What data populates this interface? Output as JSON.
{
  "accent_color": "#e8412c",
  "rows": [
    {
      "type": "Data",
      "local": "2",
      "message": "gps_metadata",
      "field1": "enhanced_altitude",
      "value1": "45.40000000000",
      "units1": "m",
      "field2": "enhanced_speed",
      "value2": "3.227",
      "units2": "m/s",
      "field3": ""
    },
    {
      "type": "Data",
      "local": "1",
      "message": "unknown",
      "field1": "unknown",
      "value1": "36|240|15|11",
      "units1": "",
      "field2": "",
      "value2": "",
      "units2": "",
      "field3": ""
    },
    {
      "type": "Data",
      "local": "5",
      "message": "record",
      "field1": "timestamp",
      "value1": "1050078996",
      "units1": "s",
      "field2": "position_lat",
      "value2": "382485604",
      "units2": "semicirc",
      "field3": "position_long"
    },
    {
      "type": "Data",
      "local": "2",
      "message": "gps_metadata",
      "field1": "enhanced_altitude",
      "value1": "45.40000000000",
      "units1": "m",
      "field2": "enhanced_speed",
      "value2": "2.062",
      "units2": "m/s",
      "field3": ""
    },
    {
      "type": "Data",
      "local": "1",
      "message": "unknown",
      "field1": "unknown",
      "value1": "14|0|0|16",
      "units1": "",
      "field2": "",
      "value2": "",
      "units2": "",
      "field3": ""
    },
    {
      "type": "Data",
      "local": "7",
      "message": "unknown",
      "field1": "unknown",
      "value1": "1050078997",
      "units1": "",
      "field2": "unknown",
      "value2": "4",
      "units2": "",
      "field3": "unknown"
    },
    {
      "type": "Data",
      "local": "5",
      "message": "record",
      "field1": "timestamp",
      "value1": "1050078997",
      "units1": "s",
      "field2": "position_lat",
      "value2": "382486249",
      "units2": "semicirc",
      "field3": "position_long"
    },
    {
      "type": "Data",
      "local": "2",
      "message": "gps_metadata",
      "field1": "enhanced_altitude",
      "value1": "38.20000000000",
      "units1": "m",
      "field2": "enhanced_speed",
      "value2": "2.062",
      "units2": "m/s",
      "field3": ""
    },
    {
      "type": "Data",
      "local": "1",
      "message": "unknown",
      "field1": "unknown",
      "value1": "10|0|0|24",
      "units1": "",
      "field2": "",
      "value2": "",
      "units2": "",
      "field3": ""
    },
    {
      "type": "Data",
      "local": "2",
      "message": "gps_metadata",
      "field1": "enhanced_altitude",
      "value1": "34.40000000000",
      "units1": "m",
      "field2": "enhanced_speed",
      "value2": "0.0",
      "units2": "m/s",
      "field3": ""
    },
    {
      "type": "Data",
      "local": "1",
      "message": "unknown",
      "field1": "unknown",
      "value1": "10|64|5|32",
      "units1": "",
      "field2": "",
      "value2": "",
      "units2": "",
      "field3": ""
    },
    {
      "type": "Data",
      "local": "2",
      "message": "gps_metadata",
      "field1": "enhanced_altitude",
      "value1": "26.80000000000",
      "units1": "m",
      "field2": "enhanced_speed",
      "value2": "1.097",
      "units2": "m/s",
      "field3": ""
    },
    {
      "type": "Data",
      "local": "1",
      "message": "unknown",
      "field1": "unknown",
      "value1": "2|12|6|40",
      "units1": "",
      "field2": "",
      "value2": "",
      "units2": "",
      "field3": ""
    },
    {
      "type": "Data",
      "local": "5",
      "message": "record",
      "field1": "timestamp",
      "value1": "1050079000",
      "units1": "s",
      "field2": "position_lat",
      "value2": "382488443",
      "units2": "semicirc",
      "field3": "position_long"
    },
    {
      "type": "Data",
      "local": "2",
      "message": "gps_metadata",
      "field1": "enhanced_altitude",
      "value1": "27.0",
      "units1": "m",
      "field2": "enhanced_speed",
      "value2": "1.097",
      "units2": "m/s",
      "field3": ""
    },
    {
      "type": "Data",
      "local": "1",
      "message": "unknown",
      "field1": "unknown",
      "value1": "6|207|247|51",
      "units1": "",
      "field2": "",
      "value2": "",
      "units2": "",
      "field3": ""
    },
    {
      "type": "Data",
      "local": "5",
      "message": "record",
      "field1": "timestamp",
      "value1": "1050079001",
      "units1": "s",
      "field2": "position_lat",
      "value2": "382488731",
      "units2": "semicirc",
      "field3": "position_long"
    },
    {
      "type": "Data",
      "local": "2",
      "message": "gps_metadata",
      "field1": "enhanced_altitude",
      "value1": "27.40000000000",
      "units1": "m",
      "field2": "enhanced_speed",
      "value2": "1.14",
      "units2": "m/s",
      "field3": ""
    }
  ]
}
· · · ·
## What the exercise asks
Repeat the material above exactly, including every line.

## The answer
What data populates this interface? Output as JSON.
{
  "accent_color": "#e8412c",
  "rows": [
    {
      "type": "Data",
      "local": "2",
      "message": "gps_metadata",
      "field1": "enhanced_altitude",
      "value1": "45.40000000000",
      "units1": "m",
      "field2": "enhanced_speed",
      "value2": "3.227",
      "units2": "m/s",
      "field3": ""
    },
    {
      "type": "Data",
      "local": "1",
      "message": "unknown",
      "field1": "unknown",
      "value1": "36|240|15|11",
      "units1": "",
      "field2": "",
      "value2": "",
      "units2": "",
      "field3": ""
    },
    {
      "type": "Data",
      "local": "5",
      "message": "record",
      "field1": "timestamp",
      "value1": "1050078996",
      "units1": "s",
      "field2": "position_lat",
      "value2": "382485604",
      "units2": "semicirc",
      "field3": "position_long"
    },
    {
      "type": "Data",
      "local": "2",
      "message": "gps_metadata",
      "field1": "enhanced_altitude",
      "value1": "45.40000000000",
      "units1": "m",
      "field2": "enhanced_speed",
      "value2": "2.062",
      "units2": "m/s",
      "field3": ""
    },
    {
      "type": "Data",
      "local": "1",
      "message": "unknown",
      "field1": "unknown",
      "value1": "14|0|0|16",
      "units1": "",
      "field2": "",
      "value2": "",
      "units2": "",
      "field3": ""
    },
    {
      "type": "Data",
      "local": "7",
      "message": "unknown",
      "field1": "unknown",
      "value1": "1050078997",
      "units1": "",
      "field2": "unknown",
      "value2": "4",
      "units2": "",
      "field3": "unknown"
    },
    {
      "type": "Data",
      "local": "5",
      "message": "record",
      "field1": "timestamp",
      "value1": "1050078997",
      "units1": "s",
      "field2": "position_lat",
      "value2": "382486249",
      "units2": "semicirc",
      "field3": "position_long"
    },
    {
      "type": "Data",
      "local": "2",
      "message": "gps_metadata",
      "field1": "enhanced_altitude",
      "value1": "38.20000000000",
      "units1": "m",
      "field2": "enhanced_speed",
      "value2": "2.062",
      "units2": "m/s",
      "field3": ""
    },
    {
      "type": "Data",
      "local": "1",
      "message": "unknown",
      "field1": "unknown",
      "value1": "10|0|0|24",
      "units1": "",
      "field2": "",
      "value2": "",
      "units2": "",
      "field3": ""
    },
    {
      "type": "Data",
      "local": "2",
      "message": "gps_metadata",
      "field1": "enhanced_altitude",
      "value1": "34.40000000000",
      "units1": "m",
      "field2": "enhanced_speed",
      "value2": "0.0",
      "units2": "m/s",
      "field3": ""
    },
    {
      "type": "Data",
      "local": "1",
      "message": "unknown",
      "field1": "unknown",
      "value1": "10|64|5|32",
      "units1": "",
      "field2": "",
      "value2": "",
      "units2": "",
      "field3": ""
    },
    {
      "type": "Data",
      "local": "2",
      "message": "gps_metadata",
      "field1": "enhanced_altitude",
      "value1": "26.80000000000",
      "units1": "m",
      "field2": "enhanced_speed",
      "value2": "1.097",
      "units2": "m/s",
      "field3": ""
    },
    {
      "type": "Data",
      "local": "1",
      "message": "unknown",
      "field1": "unknown",
      "value1": "2|12|6|40",
      "units1": "",
      "field2": "",
      "value2": "",
      "units2": "",
      "field3": ""
    },
    {
      "type": "Data",
      "local": "5",
      "message": "record",
      "field1": "timestamp",
      "value1": "1050079000",
      "units1": "s",
      "field2": "position_lat",
      "value2": "382488443",
      "units2": "semicirc",
      "field3": "position_long"
    },
    {
      "type": "Data",
      "local": "2",
      "message": "gps_metadata",
      "field1": "enhanced_altitude",
      "value1": "27.0",
      "units1": "m",
      "field2": "enhanced_speed",
      "value2": "1.097",
      "units2": "m/s",
      "field3": ""
    },
    {
      "type": "Data",
      "local": "1",
      "message": "unknown",
      "field1": "unknown",
      "value1": "6|207|247|51",
      "units1": "",
      "field2": "",
      "value2": "",
      "units2": "",
      "field3": ""
    },
    {
      "type": "Data",
      "local": "5",
      "message": "record",
      "field1": "timestamp",
      "value1": "1050079001",
      "units1": "s",
      "field2": "position_lat",
      "value2": "382488731",
      "units2": "semicirc",
      "field3": "position_long"
    },
    {
      "type": "Data",
      "local": "2",
      "message": "gps_metadata",
      "field1": "enhanced_altitude",
      "value1": "27.40000000000",
      "units1": "m",
      "field2": "enhanced_speed",
      "value2": "1.14",
      "units2": "m/s",
      "field3": ""
    }
  ]
}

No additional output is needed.